Can you be an entrepreneur AND work for someone else? I’ve been thinking about this a lot lately, as I went “all-in” on Katie Goldberg Nutrition, only to realize that I wasn’t quite able to bring in enough money to justify the childcare. I pursued other jobs, but have had a lingering feeling of failure or disappointment in the back of my head. Am I simply not cut out to be an entrepreneur?
With this definition, entrepreneurship becomes a mindset rather than simply the stereotypical driven, risk-addicted, type-A serial business-starter.
I think that brunch is the new dinner. At least for people with kids. Anyone else notice that? The dinner invites have stopped and we do a lot of morning gatherings with friends. But I’m not sad about it. After all, brunch is more casual (read: kid-friendly, no paying for a baby-sitter, and I can stay awake the whole time) and who doesn’t love breakfast food all day every day?!
But brunch can also be tricky because of the timing of the different dishes, and you have to plan ahead a little more (because no one is getting up at 5am to cook for friends).
To help keep brunch fun, casual and 100% delicious, here are some great tips, brought to you by Simple Mills.
I’m not the food police. In fact, no dietitian that I know wants that title. If I’m being honest, I find the title accusatory and insulting. Plus, you deserve much better than the food police to help you get healthy.
It seems to me that we need to switch our mindset. Instead of a holiday being a reason to throw caution to the wind, I wonder if we need to treat holidays more like Tuesdays. And honestly, I’m less interested in living most of life under crazy restrictions that make me feel like I need to treat myself to something, and more interested in living out enjoyable health each day.
After all, understanding these special occasions is actually just figuring out how to do life NOT on a diet. Living a real life, with real friends and family, with real opportunities to celebrate and enjoy good food and good people.
High-protein diets have been very fashionable lately. Whether it’s a specific diet like Atkins, Paleo/Whole30 and Dukan, or just a push for high protein items, protein is EVERYWHERE. But could high levels of protein be harmful to your health? Even worse for you than smoking??

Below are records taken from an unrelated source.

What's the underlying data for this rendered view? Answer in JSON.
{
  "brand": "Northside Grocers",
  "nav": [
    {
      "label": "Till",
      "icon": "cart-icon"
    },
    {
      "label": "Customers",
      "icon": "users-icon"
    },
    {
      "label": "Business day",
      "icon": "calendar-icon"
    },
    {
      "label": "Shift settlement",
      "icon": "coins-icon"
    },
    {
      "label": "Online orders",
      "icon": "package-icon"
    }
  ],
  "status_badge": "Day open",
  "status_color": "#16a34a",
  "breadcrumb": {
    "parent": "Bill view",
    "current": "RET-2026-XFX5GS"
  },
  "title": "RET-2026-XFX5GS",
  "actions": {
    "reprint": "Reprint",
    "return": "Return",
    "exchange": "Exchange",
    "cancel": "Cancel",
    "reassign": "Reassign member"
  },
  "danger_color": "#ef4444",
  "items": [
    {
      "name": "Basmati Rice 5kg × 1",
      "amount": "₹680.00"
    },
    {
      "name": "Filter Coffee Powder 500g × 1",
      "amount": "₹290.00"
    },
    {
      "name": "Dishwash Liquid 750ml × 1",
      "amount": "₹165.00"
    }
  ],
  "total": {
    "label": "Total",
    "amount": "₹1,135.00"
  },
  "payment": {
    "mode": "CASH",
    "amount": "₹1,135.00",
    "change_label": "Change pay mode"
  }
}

It’s National Healthy Weight Week (Jan 20-26), and as I’m celebrating by pursuing true health (no diets allowed!), it reminded me of a blog post for EKG Nutrition about intuitive eating and obesity. If you’ve been following intuitive eating or any kind of non-diet content, you might start to question whether or not the approach even values health and nutrition. “Isn’t there an obesity crisis in America?” you might ask. How can we (dietitians) tell people to eat what they want when obesity is only getting more out of control? How can we reconcile this intuitive eating approach with the growing obesity epidemic?